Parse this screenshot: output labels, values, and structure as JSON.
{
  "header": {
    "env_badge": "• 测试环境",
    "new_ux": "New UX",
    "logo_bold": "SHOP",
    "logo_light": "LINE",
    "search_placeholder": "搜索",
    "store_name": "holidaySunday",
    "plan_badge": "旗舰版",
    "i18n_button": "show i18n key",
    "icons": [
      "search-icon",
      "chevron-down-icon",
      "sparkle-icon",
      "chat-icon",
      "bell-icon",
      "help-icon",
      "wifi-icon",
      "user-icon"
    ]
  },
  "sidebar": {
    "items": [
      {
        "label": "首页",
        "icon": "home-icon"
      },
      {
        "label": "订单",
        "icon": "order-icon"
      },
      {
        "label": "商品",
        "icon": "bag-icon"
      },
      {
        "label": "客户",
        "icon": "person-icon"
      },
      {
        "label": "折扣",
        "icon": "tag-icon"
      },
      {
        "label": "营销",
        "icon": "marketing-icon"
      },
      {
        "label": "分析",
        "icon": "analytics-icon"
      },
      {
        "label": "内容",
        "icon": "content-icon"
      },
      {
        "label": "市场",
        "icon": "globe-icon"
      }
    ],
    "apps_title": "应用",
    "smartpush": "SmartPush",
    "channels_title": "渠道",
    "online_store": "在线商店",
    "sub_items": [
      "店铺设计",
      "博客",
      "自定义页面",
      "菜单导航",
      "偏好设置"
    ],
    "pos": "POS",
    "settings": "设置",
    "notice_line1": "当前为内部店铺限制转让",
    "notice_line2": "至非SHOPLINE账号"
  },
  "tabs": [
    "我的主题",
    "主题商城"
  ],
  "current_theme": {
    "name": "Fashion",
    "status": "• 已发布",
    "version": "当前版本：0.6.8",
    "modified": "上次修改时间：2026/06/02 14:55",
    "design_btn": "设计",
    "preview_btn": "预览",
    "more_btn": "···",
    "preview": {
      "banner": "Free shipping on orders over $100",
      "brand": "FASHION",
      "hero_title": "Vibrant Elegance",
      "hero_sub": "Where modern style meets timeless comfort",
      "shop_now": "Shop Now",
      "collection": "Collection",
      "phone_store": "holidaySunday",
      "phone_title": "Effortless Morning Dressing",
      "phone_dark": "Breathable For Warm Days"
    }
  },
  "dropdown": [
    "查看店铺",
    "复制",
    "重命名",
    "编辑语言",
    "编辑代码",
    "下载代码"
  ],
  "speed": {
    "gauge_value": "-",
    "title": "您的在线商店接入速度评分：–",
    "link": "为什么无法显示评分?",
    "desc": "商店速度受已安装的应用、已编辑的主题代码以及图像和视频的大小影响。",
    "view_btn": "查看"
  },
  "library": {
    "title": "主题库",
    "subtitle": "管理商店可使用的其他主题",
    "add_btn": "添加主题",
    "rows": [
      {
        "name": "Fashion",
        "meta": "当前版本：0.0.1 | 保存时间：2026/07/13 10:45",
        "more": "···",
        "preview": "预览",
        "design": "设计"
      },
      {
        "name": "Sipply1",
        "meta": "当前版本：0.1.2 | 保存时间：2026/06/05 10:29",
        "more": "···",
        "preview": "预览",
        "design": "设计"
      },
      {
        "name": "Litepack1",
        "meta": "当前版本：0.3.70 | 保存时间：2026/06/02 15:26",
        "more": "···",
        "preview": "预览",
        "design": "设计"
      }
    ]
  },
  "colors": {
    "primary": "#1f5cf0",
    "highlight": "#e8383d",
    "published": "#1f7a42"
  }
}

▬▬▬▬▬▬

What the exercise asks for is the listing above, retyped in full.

» ANSWER TO THE EXERCISE
Parse this screenshot: output labels, values, and structure as JSON.
{
  "header": {
    "env_badge": "• 测试环境",
    "new_ux": "New UX",
    "logo_bold": "SHOP",
    "logo_light": "LINE",
    "search_placeholder": "搜索",
    "store_name": "holidaySunday",
    "plan_badge": "旗舰版",
    "i18n_button": "show i18n key",
    "icons": [
      "search-icon",
      "chevron-down-icon",
      "sparkle-icon",
      "chat-icon",
      "bell-icon",
      "help-icon",
      "wifi-icon",
      "user-icon"
    ]
  },
  "sidebar": {
    "items": [
      {
        "label": "首页",
        "icon": "home-icon"
      },
      {
        "label": "订单",
        "icon": "order-icon"
      },
      {
        "label": "商品",
        "icon": "bag-icon"
      },
      {
        "label": "客户",
        "icon": "person-icon"
      },
      {
        "label": "折扣",
        "icon": "tag-icon"
      },
      {
        "label": "营销",
        "icon": "marketing-icon"
      },
      {
        "label": "分析",
        "icon": "analytics-icon"
      },
      {
        "label": "内容",
        "icon": "content-icon"
      },
      {
        "label": "市场",
        "icon": "globe-icon"
      }
    ],
    "apps_title": "应用",
    "smartpush": "SmartPush",
    "channels_title": "渠道",
    "online_store": "在线商店",
    "sub_items": [
      "店铺设计",
      "博客",
      "自定义页面",
      "菜单导航",
      "偏好设置"
    ],
    "pos": "POS",
    "settings": "设置",
    "notice_line1": "当前为内部店铺限制转让",
    "notice_line2": "至非SHOPLINE账号"
  },
  "tabs": [
    "我的主题",
    "主题商城"
  ],
  "current_theme": {
    "name": "Fashion",
    "status": "• 已发布",
    "version": "当前版本：0.6.8",
    "modified": "上次修改时间：2026/06/02 14:55",
    "design_btn": "设计",
    "preview_btn": "预览",
    "more_btn": "···",
    "preview": {
      "banner": "Free shipping on orders over $100",
      "brand": "FASHION",
      "hero_title": "Vibrant Elegance",
      "hero_sub": "Where modern style meets timeless comfort",
      "shop_now": "Shop Now",
      "collection": "Collection",
      "phone_store": "holidaySunday",
      "phone_title": "Effortless Morning Dressing",
      "phone_dark": "Breathable For Warm Days"
    }
  },
  "dropdown": [
    "查看店铺",
    "复制",
    "重命名",
    "编辑语言",
    "编辑代码",
    "下载代码"
  ],
  "speed": {
    "gauge_value": "-",
    "title": "您的在线商店接入速度评分：–",
    "link": "为什么无法显示评分?",
    "desc": "商店速度受已安装的应用、已编辑的主题代码以及图像和视频的大小影响。",
    "view_btn": "查看"
  },
  "library": {
    "title": "主题库",
    "subtitle": "管理商店可使用的其他主题",
    "add_btn": "添加主题",
    "rows": [
      {
        "name": "Fashion",
        "meta": "当前版本：0.0.1 | 保存时间：2026/07/13 10:45",
        "more": "···",
        "preview": "预览",
        "design": "设计"
      },
      {
        "name": "Sipply1",
        "meta": "当前版本：0.1.2 | 保存时间：2026/06/05 10:29",
        "more": "···",
        "preview": "预览",
        "design": "设计"
      },
      {
        "name": "Litepack1",
        "meta": "当前版本：0.3.70 | 保存时间：2026/06/02 15:26",
        "more": "···",
        "preview": "预览",
        "design": "设计"
      }
    ]
  },
  "colors": {
    "primary": "#1f5cf0",
    "highlight": "#e8383d",
    "published": "#1f7a42"
  }
}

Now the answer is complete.